(DATA SHOWN Opens)

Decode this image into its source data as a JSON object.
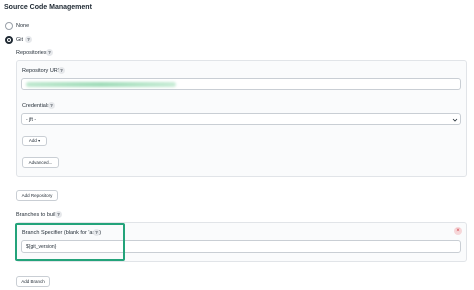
{
  "section": {
    "title": "Source Code Management"
  },
  "scm": {
    "none_label": "None",
    "git_label": "Git",
    "selected": "Git"
  },
  "repositories": {
    "label": "Repositories",
    "url_label": "Repository URL",
    "credentials_label": "Credentials",
    "credentials_value": "- jft -",
    "add_button": "Add",
    "advanced_button": "Advanced...",
    "add_repository_button": "Add Repository"
  },
  "branches": {
    "label": "Branches to build",
    "specifier_label": "Branch Specifier (blank for 'any')",
    "specifier_value": "${git_version}",
    "add_branch_button": "Add Branch"
  },
  "help_icon_text": "?",
  "colors": {
    "highlight": "#23a37a",
    "delete": "#d33b45"
  }
}
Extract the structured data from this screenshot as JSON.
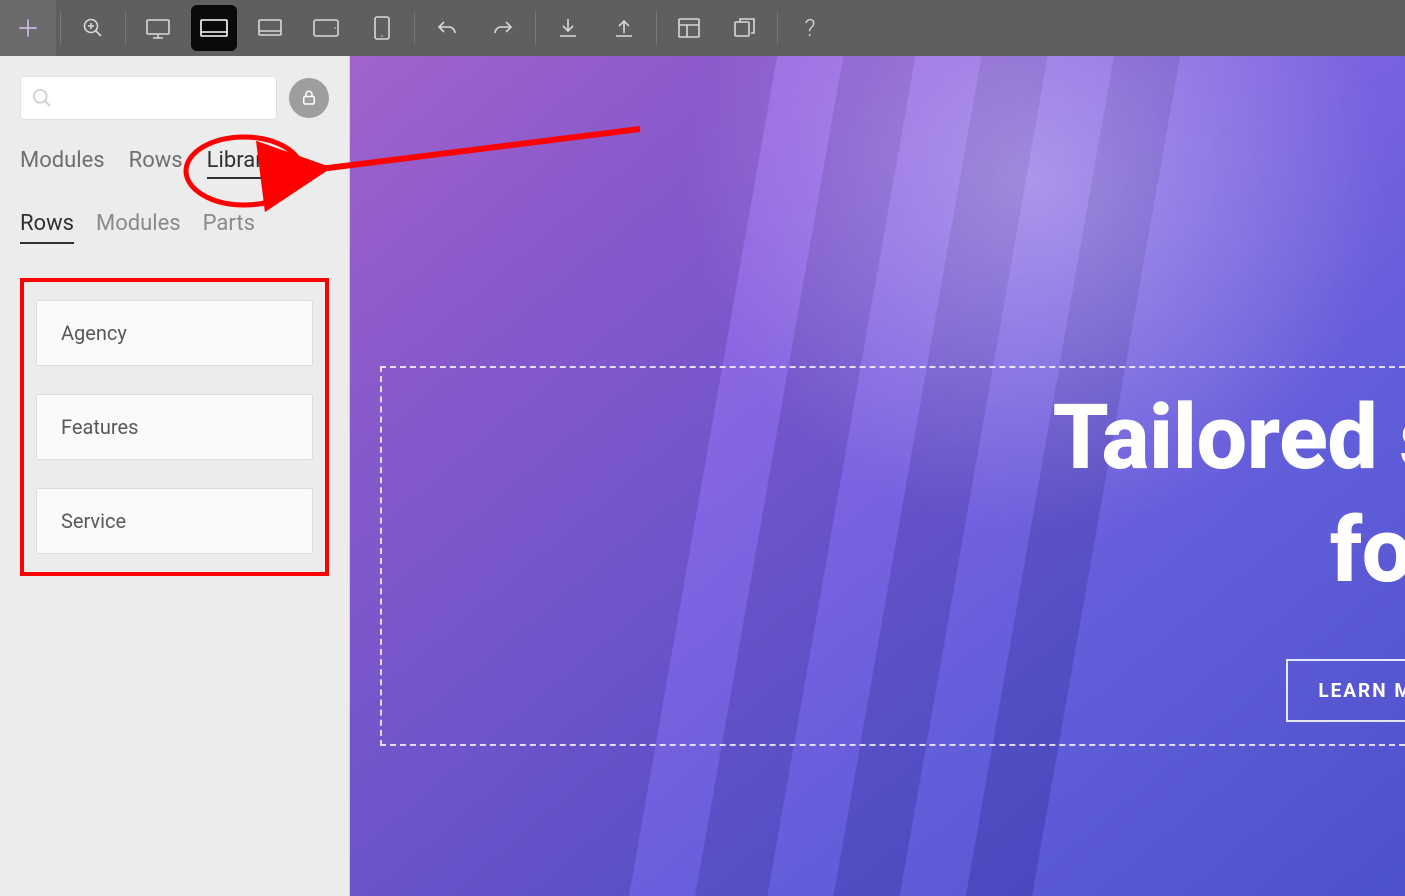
{
  "toolbar": {
    "help": "?"
  },
  "sidebar": {
    "search_placeholder": "",
    "primary_tabs": [
      {
        "label": "Modules"
      },
      {
        "label": "Rows"
      },
      {
        "label": "Library"
      }
    ],
    "secondary_tabs": [
      {
        "label": "Rows"
      },
      {
        "label": "Modules"
      },
      {
        "label": "Parts"
      }
    ],
    "items": [
      {
        "label": "Agency"
      },
      {
        "label": "Features"
      },
      {
        "label": "Service"
      }
    ]
  },
  "canvas": {
    "hero_line1": "Tailored s",
    "hero_line2": "for",
    "cta_label": "LEARN M"
  }
}
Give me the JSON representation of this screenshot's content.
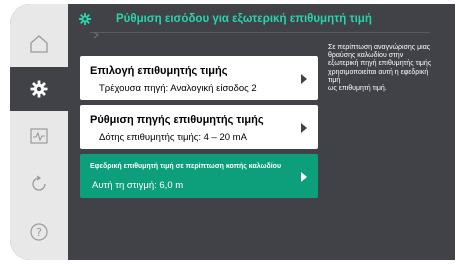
{
  "header": {
    "title": "Ρύθμιση εισόδου για εξωτερική επιθυμητή τιμή",
    "icon": "gear-icon",
    "accent_color": "#2bd3a8"
  },
  "sidebar": {
    "items": [
      {
        "name": "home",
        "icon": "home-icon",
        "active": false
      },
      {
        "name": "settings",
        "icon": "gear-icon",
        "active": true
      },
      {
        "name": "diagnostics",
        "icon": "diagnostics-icon",
        "active": false
      },
      {
        "name": "restore",
        "icon": "restore-icon",
        "active": false
      },
      {
        "name": "help",
        "icon": "help-icon",
        "active": false
      }
    ]
  },
  "menu": {
    "items": [
      {
        "label": "Επιλογή επιθυμητής τιμής",
        "value": "Τρέχουσα πηγή: Αναλογική είσοδος 2",
        "selected": false
      },
      {
        "label": "Ρύθμιση πηγής επιθυμητής τιμής",
        "value": "Δότης επιθυμητής τιμής: 4 – 20 mA",
        "selected": false
      },
      {
        "label": "Εφεδρική επιθυμητή τιμή σε περίπτωση κοπής καλωδίου",
        "value": "Αυτή τη στιγμή: 6,0 m",
        "selected": true
      }
    ],
    "selected_color": "#0d9f7b"
  },
  "help_text": {
    "lines": [
      "Σε περίπτωση αναγνώρισης μιας",
      "θραύσης καλωδίου στην",
      "εξωτερική πηγή επιθυμητής τιμής",
      "χρησιμοποιείται αυτή η εφεδρική",
      "τιμή",
      "ως επιθυμητή τιμή."
    ]
  }
}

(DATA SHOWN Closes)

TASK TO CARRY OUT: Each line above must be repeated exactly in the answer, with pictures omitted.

OUTPUT OF THE TASK:
Decode this image into its source data as a JSON object.
{
  "section": {
    "title": "Source Code Management"
  },
  "scm": {
    "none_label": "None",
    "git_label": "Git",
    "selected": "Git"
  },
  "repositories": {
    "label": "Repositories",
    "url_label": "Repository URL",
    "credentials_label": "Credentials",
    "credentials_value": "- jft -",
    "add_button": "Add",
    "advanced_button": "Advanced...",
    "add_repository_button": "Add Repository"
  },
  "branches": {
    "label": "Branches to build",
    "specifier_label": "Branch Specifier (blank for 'any')",
    "specifier_value": "${git_version}",
    "add_branch_button": "Add Branch"
  },
  "help_icon_text": "?",
  "colors": {
    "highlight": "#23a37a",
    "delete": "#d33b45"
  }
}
Extract the structured data from this screenshot as JSON.
{
  "toolbar": {
    "help": "?"
  },
  "sidebar": {
    "search_placeholder": "",
    "primary_tabs": [
      {
        "label": "Modules"
      },
      {
        "label": "Rows"
      },
      {
        "label": "Library"
      }
    ],
    "secondary_tabs": [
      {
        "label": "Rows"
      },
      {
        "label": "Modules"
      },
      {
        "label": "Parts"
      }
    ],
    "items": [
      {
        "label": "Agency"
      },
      {
        "label": "Features"
      },
      {
        "label": "Service"
      }
    ]
  },
  "canvas": {
    "hero_line1": "Tailored s",
    "hero_line2": "for",
    "cta_label": "LEARN M"
  }
}
Give me the JSON representation of this screenshot's content.
{
  "header": {
    "title": "Ρύθμιση εισόδου για εξωτερική επιθυμητή τιμή",
    "icon": "gear-icon",
    "accent_color": "#2bd3a8"
  },
  "sidebar": {
    "items": [
      {
        "name": "home",
        "icon": "home-icon",
        "active": false
      },
      {
        "name": "settings",
        "icon": "gear-icon",
        "active": true
      },
      {
        "name": "diagnostics",
        "icon": "diagnostics-icon",
        "active": false
      },
      {
        "name": "restore",
        "icon": "restore-icon",
        "active": false
      },
      {
        "name": "help",
        "icon": "help-icon",
        "active": false
      }
    ]
  },
  "menu": {
    "items": [
      {
        "label": "Επιλογή επιθυμητής τιμής",
        "value": "Τρέχουσα πηγή: Αναλογική είσοδος 2",
        "selected": false
      },
      {
        "label": "Ρύθμιση πηγής επιθυμητής τιμής",
        "value": "Δότης επιθυμητής τιμής: 4 – 20 mA",
        "selected": false
      },
      {
        "label": "Εφεδρική επιθυμητή τιμή σε περίπτωση κοπής καλωδίου",
        "value": "Αυτή τη στιγμή: 6,0 m",
        "selected": true
      }
    ],
    "selected_color": "#0d9f7b"
  },
  "help_text": {
    "lines": [
      "Σε περίπτωση αναγνώρισης μιας",
      "θραύσης καλωδίου στην",
      "εξωτερική πηγή επιθυμητής τιμής",
      "χρησιμοποιείται αυτή η εφεδρική",
      "τιμή",
      "ως επιθυμητή τιμή."
    ]
  }
}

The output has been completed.